Due for a Win?

Failing at business? Either you’re not cut out for it, or your turn is up.

by Jason Forrest
Forrest Performance Group

With a dozen and a half failed business ventures in a row, you have a choice in how you look at things:

1) You can decide you’re just not cut out for entrepreneurship.

2) You can assume you’re due for a win.

It’s a good thing Walter Monk chose the latter, because the 19th pursuit after that long string of failures made it big. If you can dream it, Walter Monk has probably pursued it. He’s done everything from lobster catching (though he didn’t catch any) to matchmaking. Monk has established himself as an authority through at least a dozen highly successful pursuits, including Pollmakers, which conducts online polls and is doing particularly well during this election season. With his next endeavor, called You May Play, he seeks to do nothing less than revolutionize the way we experience the internet.

The only thing Walter Monk has managed to do more than to fail is to succeed. Here are my top five takeaways from my very inspiring interview with Monk:

1) Fail fast. Being willing to fail drives people to give their very best in every endeavor, without a nagging voice holding them back. Fear drives people, too, just in the other direction. It motivates people to pull back and disengage. It’s not wrong to desire success and greatness, but it’s unwise to embrace only success. Success tastes so sweet because of the failures before. Walter Monk has had more businesses fail than succeed, but the ones that have done well have done very well. If you want to succeed, be okay with failing and failing fast.

2) Sometimes people who tell you it won’t work are wrong. In 1977, Ken Olsen, founder of Digital Equipment Corporation (later acquired by Compaq) famously said, “There is no reason anyone would want a computer in their home.” People always say new ideas won’t work.
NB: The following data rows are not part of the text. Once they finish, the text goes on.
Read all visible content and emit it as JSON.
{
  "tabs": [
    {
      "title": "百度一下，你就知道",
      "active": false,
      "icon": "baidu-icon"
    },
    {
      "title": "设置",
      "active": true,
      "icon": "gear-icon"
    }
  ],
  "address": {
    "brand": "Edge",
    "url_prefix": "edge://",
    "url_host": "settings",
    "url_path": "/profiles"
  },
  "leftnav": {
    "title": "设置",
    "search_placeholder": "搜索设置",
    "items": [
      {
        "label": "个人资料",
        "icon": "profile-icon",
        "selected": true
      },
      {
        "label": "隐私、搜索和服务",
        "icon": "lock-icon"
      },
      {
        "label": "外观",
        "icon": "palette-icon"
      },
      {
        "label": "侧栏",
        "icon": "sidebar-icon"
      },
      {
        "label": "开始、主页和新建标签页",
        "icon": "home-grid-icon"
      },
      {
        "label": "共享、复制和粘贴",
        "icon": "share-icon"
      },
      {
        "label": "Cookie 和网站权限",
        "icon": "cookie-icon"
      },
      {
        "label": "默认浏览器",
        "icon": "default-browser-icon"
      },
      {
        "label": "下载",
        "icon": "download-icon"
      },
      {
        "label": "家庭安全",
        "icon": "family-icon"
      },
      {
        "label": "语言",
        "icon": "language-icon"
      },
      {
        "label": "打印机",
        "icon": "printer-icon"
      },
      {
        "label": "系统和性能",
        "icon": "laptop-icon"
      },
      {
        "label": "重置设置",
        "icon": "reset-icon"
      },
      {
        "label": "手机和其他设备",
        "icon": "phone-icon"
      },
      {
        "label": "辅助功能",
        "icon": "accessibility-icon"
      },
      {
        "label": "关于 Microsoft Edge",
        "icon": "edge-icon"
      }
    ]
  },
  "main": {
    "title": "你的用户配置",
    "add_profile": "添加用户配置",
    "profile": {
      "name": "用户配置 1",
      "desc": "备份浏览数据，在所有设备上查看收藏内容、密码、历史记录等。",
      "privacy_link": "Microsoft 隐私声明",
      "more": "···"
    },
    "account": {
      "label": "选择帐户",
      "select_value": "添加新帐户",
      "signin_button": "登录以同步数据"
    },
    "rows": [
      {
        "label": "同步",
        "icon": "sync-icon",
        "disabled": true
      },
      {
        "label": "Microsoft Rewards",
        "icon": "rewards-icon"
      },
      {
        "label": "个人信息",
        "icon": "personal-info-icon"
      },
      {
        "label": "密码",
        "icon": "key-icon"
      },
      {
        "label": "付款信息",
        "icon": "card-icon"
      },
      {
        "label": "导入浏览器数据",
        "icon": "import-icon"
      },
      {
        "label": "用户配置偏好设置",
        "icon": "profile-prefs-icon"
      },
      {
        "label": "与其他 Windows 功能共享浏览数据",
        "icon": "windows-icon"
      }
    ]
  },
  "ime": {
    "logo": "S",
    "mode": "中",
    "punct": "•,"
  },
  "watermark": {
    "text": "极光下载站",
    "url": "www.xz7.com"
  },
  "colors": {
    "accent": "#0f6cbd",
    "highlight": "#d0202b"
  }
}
Monk advises entrepreneurs to just go at it and test and see if people want what you’re putting out there because, sometimes, the things that seem the most out there are the ones that do the best. Monk has had 12-15 businesses that have reached at least a million dollars in sales. If you have the right amount of “I can do this,” sometimes you can.

3) But sometimes, they’re right. Monk spent over a million dollars of his own money on a company with upscale survival gear marketed to women. People told him it wouldn’t work, but Monk felt there was a market for his idea. “It got tons of press,” Monk says, “but almost no sales.” It was a failure of epic proportions, and he is still paying for it. This time (and a lot of others) the naysayers were right. When this is the case, refer again to point one.

Whether it’s a business venture or a relationship, sometimes you have to walk away even when you’ve invested deeply.

4) Pursue who you want to be, not what you want to be. Every person can contribute something. After 63 years and a mountain of business success, Monk is driven by a desire common to most people. “I want to help a lot more people,” he says. If you pursue who you want to be, the what falls into place. If you don’t, you don’t find joy in either. Monk says nothing compares to seeing people get to the point where they know “I can do this” and knowing he’s played a part in it.

5) Build the right team. Having the right team who do their roles very well makes entrepreneurship less scary. “The team makes the trains run on time so I can do what I do,” Monk says.

Sometimes, the safest place to be is the one that feels the scariest. Lions—with their intimidating teeth and deafening roars—are designed to provoke fear. But the real danger lies with the smaller, quieter lionesses. In the animal kingdom, the lion’s job is to roar and send prey scattering away from the startling noise—right into the path of the waiting lionesses, the true hunters. If gazelles knew to run toward the frightening sound, they would have a better chance of survival. The roar doesn’t represent the real danger.

Likewise, humans sometimes have an instinctive desire to shy away from pursuits that look and sound scary. But often, running toward those challenges and conflicts is the best (or only) way to grow and meet our goals. In business, those who run from the deafening noise never reach their full potential, while those who turn and face the fear thrive.

Monk’s whole life has been about running toward the roar. With each failure, he picks himself up and gets back in the saddle. In business and in life, it’s good to be persistent, courageous, and maybe even a little reckless.